-------- SUPPLIED RECORDS --------
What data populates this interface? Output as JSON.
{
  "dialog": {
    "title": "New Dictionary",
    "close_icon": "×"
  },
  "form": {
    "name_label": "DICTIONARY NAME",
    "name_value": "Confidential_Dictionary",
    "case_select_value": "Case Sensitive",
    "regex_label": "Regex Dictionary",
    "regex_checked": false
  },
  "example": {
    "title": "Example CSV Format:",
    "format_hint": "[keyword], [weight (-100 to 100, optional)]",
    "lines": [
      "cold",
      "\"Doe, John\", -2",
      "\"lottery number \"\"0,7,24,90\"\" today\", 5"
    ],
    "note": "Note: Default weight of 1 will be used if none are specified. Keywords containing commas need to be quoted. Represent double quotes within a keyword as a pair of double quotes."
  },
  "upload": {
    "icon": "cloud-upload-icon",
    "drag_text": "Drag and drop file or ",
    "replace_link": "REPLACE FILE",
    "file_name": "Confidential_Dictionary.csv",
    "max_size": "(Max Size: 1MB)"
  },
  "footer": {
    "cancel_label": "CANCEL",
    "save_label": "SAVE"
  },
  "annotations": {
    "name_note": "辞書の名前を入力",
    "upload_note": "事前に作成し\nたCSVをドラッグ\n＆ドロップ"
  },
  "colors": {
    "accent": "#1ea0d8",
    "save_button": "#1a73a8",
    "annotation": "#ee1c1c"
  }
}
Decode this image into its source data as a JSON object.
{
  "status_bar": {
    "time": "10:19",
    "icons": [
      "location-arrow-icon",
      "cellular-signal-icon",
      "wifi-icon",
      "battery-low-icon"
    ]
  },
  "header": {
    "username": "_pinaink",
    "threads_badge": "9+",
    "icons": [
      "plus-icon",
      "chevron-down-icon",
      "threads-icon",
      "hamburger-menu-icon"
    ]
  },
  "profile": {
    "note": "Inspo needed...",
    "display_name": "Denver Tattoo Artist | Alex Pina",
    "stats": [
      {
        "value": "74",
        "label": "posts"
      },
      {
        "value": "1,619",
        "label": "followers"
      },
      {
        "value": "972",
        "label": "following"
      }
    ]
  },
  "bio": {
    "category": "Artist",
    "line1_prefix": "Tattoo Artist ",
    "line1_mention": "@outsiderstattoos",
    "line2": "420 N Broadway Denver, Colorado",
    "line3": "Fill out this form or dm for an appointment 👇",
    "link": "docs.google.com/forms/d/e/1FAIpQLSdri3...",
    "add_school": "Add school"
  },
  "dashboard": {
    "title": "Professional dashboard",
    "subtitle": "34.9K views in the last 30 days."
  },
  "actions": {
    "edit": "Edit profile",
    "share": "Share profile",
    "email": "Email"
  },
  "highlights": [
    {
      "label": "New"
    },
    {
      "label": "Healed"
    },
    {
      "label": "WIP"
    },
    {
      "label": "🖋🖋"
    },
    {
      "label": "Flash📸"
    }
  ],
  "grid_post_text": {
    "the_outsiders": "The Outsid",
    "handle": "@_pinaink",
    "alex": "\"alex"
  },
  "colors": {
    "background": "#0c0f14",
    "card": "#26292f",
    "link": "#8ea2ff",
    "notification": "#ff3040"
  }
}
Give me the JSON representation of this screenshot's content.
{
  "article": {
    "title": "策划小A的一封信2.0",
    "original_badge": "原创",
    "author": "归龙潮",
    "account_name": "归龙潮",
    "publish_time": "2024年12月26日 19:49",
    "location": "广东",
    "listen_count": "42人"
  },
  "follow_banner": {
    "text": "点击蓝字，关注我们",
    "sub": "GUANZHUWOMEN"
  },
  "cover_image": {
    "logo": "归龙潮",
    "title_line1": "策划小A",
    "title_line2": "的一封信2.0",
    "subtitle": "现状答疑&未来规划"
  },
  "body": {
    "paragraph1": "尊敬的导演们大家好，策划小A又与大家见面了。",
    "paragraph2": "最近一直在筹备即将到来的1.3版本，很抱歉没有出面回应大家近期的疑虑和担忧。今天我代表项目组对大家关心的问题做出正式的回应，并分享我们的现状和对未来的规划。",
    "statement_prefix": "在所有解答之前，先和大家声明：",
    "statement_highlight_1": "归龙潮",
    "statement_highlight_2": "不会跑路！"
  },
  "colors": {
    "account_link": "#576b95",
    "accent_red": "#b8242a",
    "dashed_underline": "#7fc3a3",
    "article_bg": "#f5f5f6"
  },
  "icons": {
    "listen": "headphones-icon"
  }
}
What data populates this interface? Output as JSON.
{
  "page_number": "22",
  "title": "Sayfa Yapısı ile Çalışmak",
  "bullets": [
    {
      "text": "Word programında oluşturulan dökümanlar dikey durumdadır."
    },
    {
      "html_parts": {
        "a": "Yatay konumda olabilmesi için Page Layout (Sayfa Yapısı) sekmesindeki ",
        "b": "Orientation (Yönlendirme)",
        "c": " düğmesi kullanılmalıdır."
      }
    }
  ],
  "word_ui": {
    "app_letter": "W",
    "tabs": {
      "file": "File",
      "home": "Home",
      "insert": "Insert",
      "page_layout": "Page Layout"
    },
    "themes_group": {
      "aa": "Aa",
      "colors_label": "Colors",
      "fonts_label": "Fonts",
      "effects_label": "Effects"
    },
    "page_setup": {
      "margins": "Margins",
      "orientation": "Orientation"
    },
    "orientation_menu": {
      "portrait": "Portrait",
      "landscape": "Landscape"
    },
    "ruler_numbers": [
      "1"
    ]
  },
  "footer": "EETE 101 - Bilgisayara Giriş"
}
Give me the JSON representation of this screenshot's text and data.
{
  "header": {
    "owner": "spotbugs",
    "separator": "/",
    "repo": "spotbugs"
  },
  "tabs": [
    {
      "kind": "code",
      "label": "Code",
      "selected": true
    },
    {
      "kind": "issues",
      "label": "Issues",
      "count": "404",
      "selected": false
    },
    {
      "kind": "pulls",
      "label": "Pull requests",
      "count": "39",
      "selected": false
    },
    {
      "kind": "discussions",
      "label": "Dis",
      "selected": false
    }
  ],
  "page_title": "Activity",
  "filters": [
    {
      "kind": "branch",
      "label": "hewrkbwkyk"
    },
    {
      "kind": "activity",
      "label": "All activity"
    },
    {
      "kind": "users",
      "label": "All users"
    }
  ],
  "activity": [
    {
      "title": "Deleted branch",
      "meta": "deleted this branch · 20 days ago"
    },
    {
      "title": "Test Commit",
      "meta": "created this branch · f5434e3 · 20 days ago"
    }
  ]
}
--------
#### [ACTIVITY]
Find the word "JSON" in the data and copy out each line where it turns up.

#### [TASK RESPONSE]
What data populates this interface? Output as JSON.
Decode this image into its source data as a JSON object.
Give me the JSON representation of this screenshot's content.
What data populates this interface? Output as JSON.
Give me the JSON representation of this screenshot's text and data.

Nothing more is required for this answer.